When people are asked to play a game to address a civic or social problem, are they purposely being distanced from the problem? Games, when they work, put players into a space of play, a space that is outside of everyday life, often independent of the barriers and consequences that comprise the everyday. So, when people play a game to open dialogue about corruption in Moldova, or play a game to facilitate cooperation on peace building efforts in Cyprus, the question is not simply “what is the experience of playing,” but also “what are the reasons for making or deploying the game and creating the social position of ‘player’”?
Students at the Salzburg Academy for Media and Global Change design and playtest a game about corruption in Moldova.
Game Efforts Determine Play Placate
Over the last several years, I have been involved in many game efforts with development and humanitarian organizations, working to develop games for collaboration, understanding, and dialogue all over the world. At the end of the month, I will be leading game design workshops in Egypt and in the Kingdom of Bhutan, each in partnership with the UNDP and local youth leaders to help them conceive of and deploy game-based approaches in their local context. As a game designer and researcher, I am interested in the connection between the game (as intervention) and the stated social problem. But what has been capturing my interest lately is the political and social context in which a game gets conceived, designed and deployed. This last piece is an under recognized part of any game design process, especially when it’s in partnership with a political or development organization.
What does it mean for a government to make a player? Can players transcend the systems of play in which they operate to exercise real power? Does play placate?Or can the state of play mobilize and empower players to act? I’m going to attempt to answer these questions by looking at the context of game design within organizations. When and why do organizations decide to make games? What are their expectations of a game process? And what are the political or social gains for the game designer (or the organization initiating the design)?
I have interviewed over fifty organizations and game designers to try understand the meta-game design process that informs when, why and how games get designed and played.
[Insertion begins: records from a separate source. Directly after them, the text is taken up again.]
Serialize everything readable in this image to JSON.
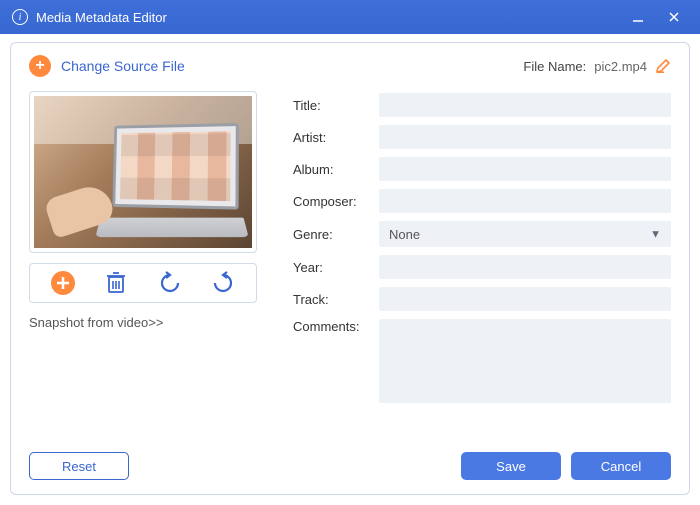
{
  "window": {
    "title": "Media Metadata Editor"
  },
  "header": {
    "change_source_label": "Change Source File",
    "file_name_label": "File Name:",
    "file_name_value": "pic2.mp4"
  },
  "snapshot_link": "Snapshot from video>>",
  "fields": {
    "title_label": "Title:",
    "title_value": "",
    "artist_label": "Artist:",
    "artist_value": "",
    "album_label": "Album:",
    "album_value": "",
    "composer_label": "Composer:",
    "composer_value": "",
    "genre_label": "Genre:",
    "genre_value": "None",
    "year_label": "Year:",
    "year_value": "",
    "track_label": "Track:",
    "track_value": "",
    "comments_label": "Comments:",
    "comments_value": ""
  },
  "buttons": {
    "reset": "Reset",
    "save": "Save",
    "cancel": "Cancel"
  },
  "colors": {
    "accent": "#3a66d1",
    "orange": "#ff8a3d",
    "field_bg": "#eef1f6"
  }
}
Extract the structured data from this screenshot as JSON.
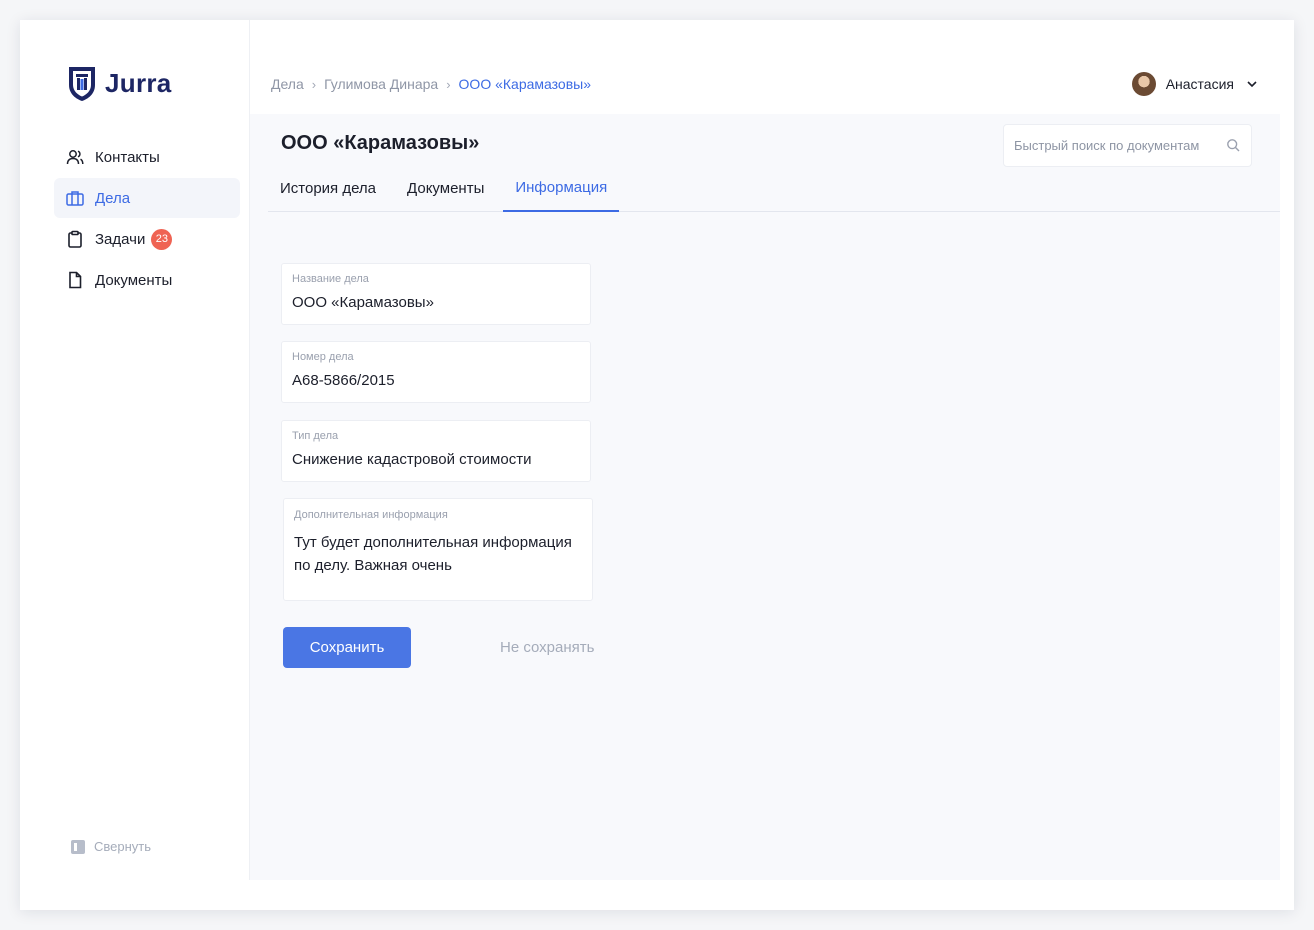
{
  "app": {
    "name": "Jurra"
  },
  "sidebar": {
    "items": [
      {
        "label": "Контакты"
      },
      {
        "label": "Дела"
      },
      {
        "label": "Задачи",
        "badge": "23"
      },
      {
        "label": "Документы"
      }
    ],
    "collapse_label": "Свернуть"
  },
  "breadcrumb": [
    "Дела",
    "Гулимова Динара",
    "ООО «Карамазовы»"
  ],
  "user": {
    "name": "Анастасия"
  },
  "page": {
    "title": "ООО «Карамазовы»"
  },
  "search": {
    "placeholder": "Быстрый поиск по документам",
    "value": ""
  },
  "tabs": [
    {
      "label": "История дела"
    },
    {
      "label": "Документы"
    },
    {
      "label": "Информация",
      "active": true
    }
  ],
  "form": {
    "name": {
      "label": "Название дела",
      "value": "ООО «Карамазовы»"
    },
    "number": {
      "label": "Номер дела",
      "value": "А68-5866/2015"
    },
    "type": {
      "label": "Тип дела",
      "value": "Снижение кадастровой стоимости"
    },
    "extra": {
      "label": "Дополнительная информация",
      "value": "Тут будет дополнительная информация\nпо делу. Важная очень"
    }
  },
  "actions": {
    "save_label": "Сохранить",
    "cancel_label": "Не сохранять"
  },
  "colors": {
    "accent": "#4a76e4",
    "brand": "#1d2664",
    "badge": "#ef6353"
  }
}
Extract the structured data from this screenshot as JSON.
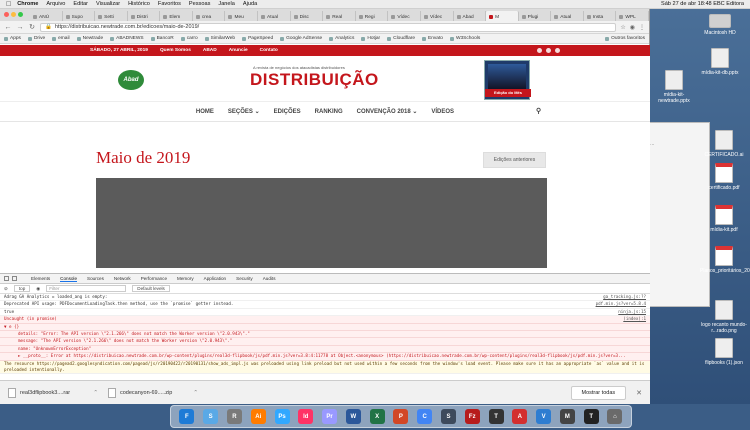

These questions will be the foundation for the next couple of blog posts, and I’m eager to hear thoughts and opinions on the topic.